We should get rid of these big standardized tests to select students into college. There are many good reasons; let’s just review a few.
First, these tests are not very valid. They correlate anywhere from 0.20 to 0.30 with grades in college. This means that on a 0-10 scale, where 0= no correlation and 10= perfect correlation, the correlation of test scores to grades is about 2-3. Not very impressive. Of course, this matches our common sense. Can you really expect to predict college success with a 4-hour test? It is much better to rely on the student’s history of performance in high school as well as other measures of intellectual attainment and motivation.
Second, these tests unfairly discriminate against women and minorities. Women score lower than men on the math or quantitative part of the ACT, SAT and GRE even though we know that women are as intelligent as men. African Americans score substantially lower than Caucasians on the tests, there is good evidence these tests are culturally biased against minorities. It is not fair to use biased tests as the predominant means of selecting people into colleges and universities.
Third, research by Stanford professor Claude Steele has shown that these sorts of tests activate what is called a stereotype threat. What this means is that since minorities have learned they are supposed to score less well on these tests, they perform according to the stereotype. Why do they do this? Steele argues that the tests prompt a view that they are less intelligent, so minority students are upset and demoralized.
The SAT and ACT exams were developed precisely because high school performance doesn’t tell you that much about how a student will do in college. In the United States, there are dramatic differences between secondary schools, even within the same city. Fore example, in Florida’s Miami-Dade County, 86 percent of students at Coral Reef Senior High school achieved the minimum proficiency level in a state wide math test, compared to only 3 percent of students at Miami Douglas MacArthur Senior High school. So, goes a 3.0 GPA at Coral Reef mean the same thing as a 3.0 GPA at Douglas MacArthur? Of course not. And this is why high school grades are poor predictors of college success It is impossible for universities to compare applicants across different high schools based on their GPA.

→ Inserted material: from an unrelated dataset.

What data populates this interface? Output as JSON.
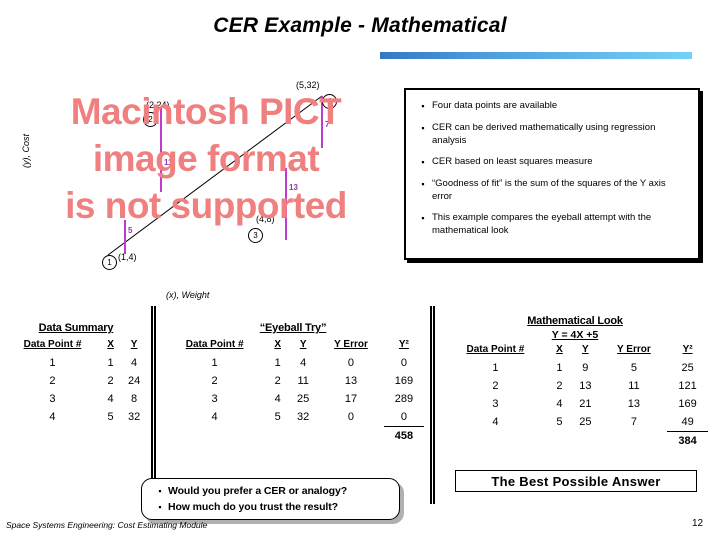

The SAT and ACT tests have been subject to massive validation efforts by some of the best industrial psychologists in the world. No, the validity isn’t perfect, but it’s better than anything else researchers have been able to identify, including high school achievement. The reason is that these tests are carefully developed and validated, and all applicants take the same basic test. So, we don’t have the apples and oranges problem we do with high school grades. By the same token, the GRE also works well. The authors of an analysis of 1,753 independent samples of the GRE (on 82,659 graduate students) concluded. The GRE is valid across disciplines for a variety of important criterion measures and not just 1st year graduate grade point average as is often assumed.
In terms of bias, the research shows that, although African Americans do score lower on the test, the test results predict college success as well for African Americans as they do for Caucasians. So, the tests are not biased. Women do tend to score lower on the math part, but that is offset by the fact that they tend to score higher on the verbal part.
Finally, evidence indicates that test preparation courses do help somewhat. But the benefit is modest, and evidence suggests that the existence of such courses has done nothing to underline the validity of the SAT, ASCT, or GRE.